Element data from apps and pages
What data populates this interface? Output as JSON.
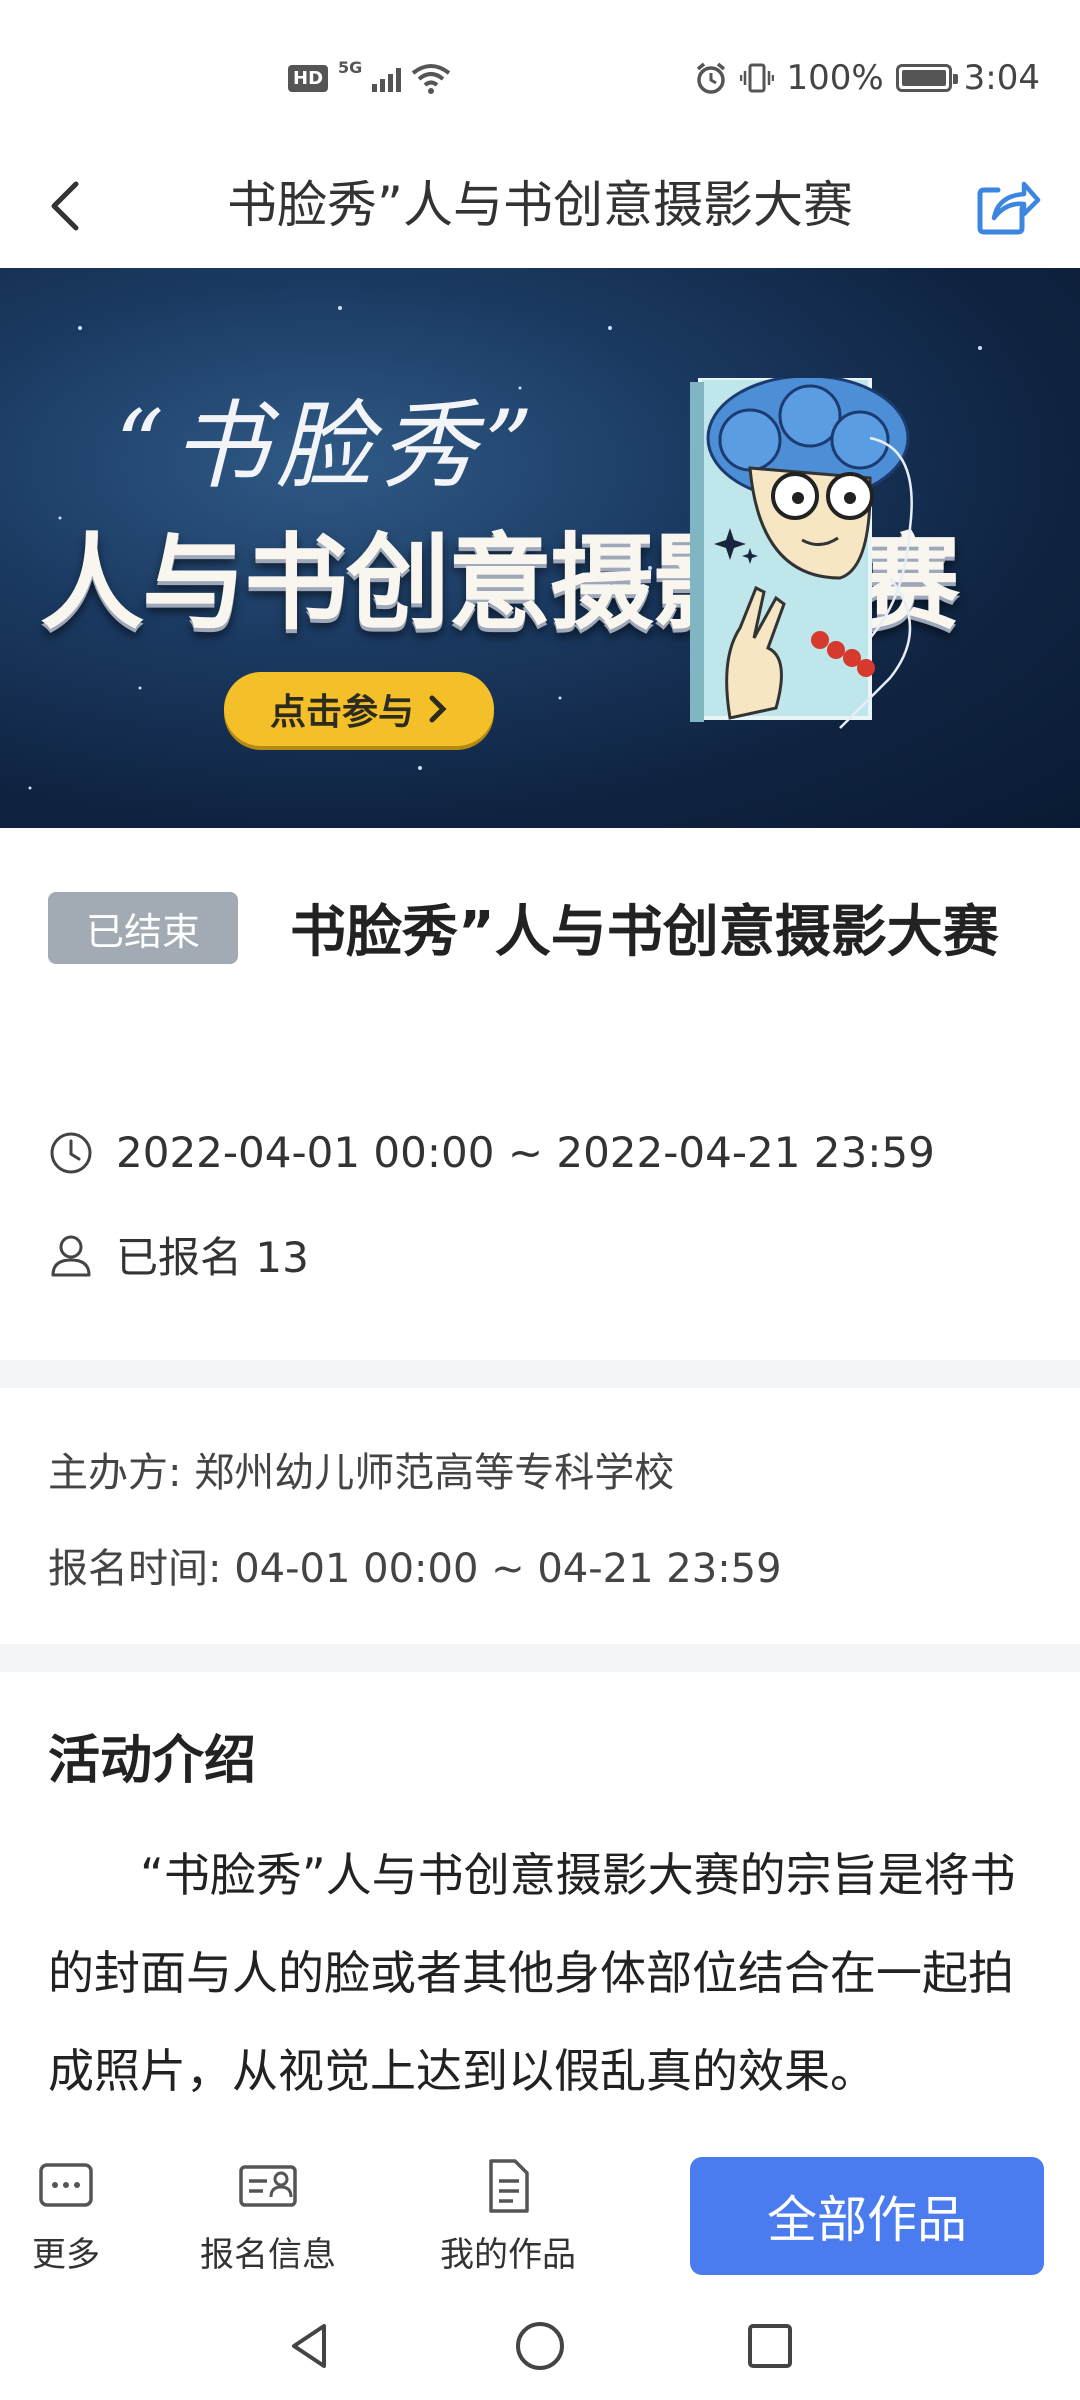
{
  "status_bar": {
    "hd": "HD",
    "signal_label": "5G",
    "battery": "100%",
    "time": "3:04"
  },
  "header": {
    "title": "书脸秀”人与书创意摄影大赛"
  },
  "banner": {
    "script_text": "“书脸秀”",
    "title": "人与书创意摄影大赛",
    "button_label": "点击参与"
  },
  "event": {
    "status": "已结束",
    "title": "书脸秀”人与书创意摄影大赛",
    "time_range": "2022-04-01 00:00 ~ 2022-04-21 23:59",
    "registered": "已报名 13"
  },
  "details": {
    "organizer": "主办方: 郑州幼儿师范高等专科学校",
    "signup_time": "报名时间: 04-01 00:00 ~ 04-21 23:59"
  },
  "intro": {
    "heading": "活动介绍",
    "body": "“书脸秀”人与书创意摄影大赛的宗旨是将书的封面与人的脸或者其他身体部位结合在一起拍成照片，从视觉上达到以假乱真的效果。"
  },
  "bottom_bar": {
    "more": "更多",
    "signup_info": "报名信息",
    "my_works": "我的作品",
    "all_works": "全部作品"
  },
  "colors": {
    "primary": "#4a7cf0",
    "tag_gray": "#a2aab3",
    "banner_bg": "#1b3a62",
    "banner_button": "#f4c02a"
  }
}
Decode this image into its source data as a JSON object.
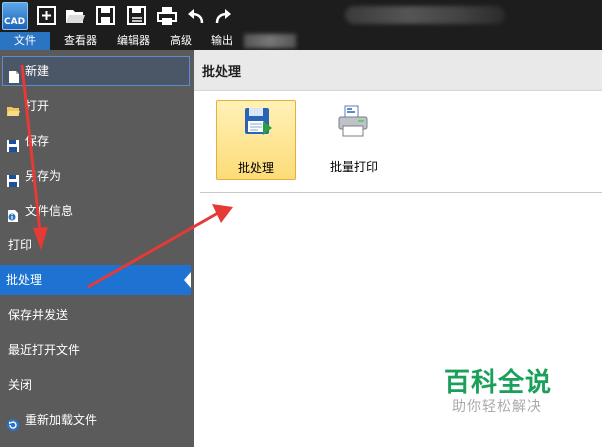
{
  "app": {
    "logo_text": "CAD"
  },
  "toolbar": {
    "buttons": [
      "new-file-icon",
      "open-folder-icon",
      "save-icon",
      "save-as-icon",
      "print-icon",
      "undo-icon",
      "redo-icon"
    ]
  },
  "menu": {
    "items": [
      {
        "label": "文件",
        "active": true
      },
      {
        "label": "查看器"
      },
      {
        "label": "编辑器"
      },
      {
        "label": "高级"
      },
      {
        "label": "输出"
      }
    ]
  },
  "sidebar": {
    "items": [
      {
        "label": "新建",
        "icon": "new-document-icon"
      },
      {
        "label": "打开",
        "icon": "open-folder-icon"
      },
      {
        "label": "保存",
        "icon": "save-icon"
      },
      {
        "label": "另存为",
        "icon": "save-as-icon"
      },
      {
        "label": "文件信息",
        "icon": "file-info-icon"
      },
      {
        "label": "打印"
      },
      {
        "label": "批处理",
        "selected": true
      },
      {
        "label": "保存并发送"
      },
      {
        "label": "最近打开文件"
      },
      {
        "label": "关闭"
      },
      {
        "label": "重新加载文件",
        "icon": "reload-icon"
      }
    ]
  },
  "panel": {
    "title": "批处理",
    "actions": [
      {
        "label": "批处理",
        "icon": "batch-process-icon",
        "selected": true
      },
      {
        "label": "批量打印",
        "icon": "batch-print-icon"
      }
    ]
  },
  "watermark": {
    "title": "百科全说",
    "subtitle": "助你轻松解决"
  },
  "colors": {
    "accent": "#1e72d2",
    "sidebar": "#5b5b5b",
    "topbar": "#1d1d1d",
    "selection": "#fcdc77",
    "arrow": "#e53a35",
    "watermark": "#1aa05a"
  }
}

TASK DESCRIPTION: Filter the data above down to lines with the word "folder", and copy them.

SOLUTION FOR THIS PROBLEM:
      "open-folder-icon",
        "icon": "open-folder-icon"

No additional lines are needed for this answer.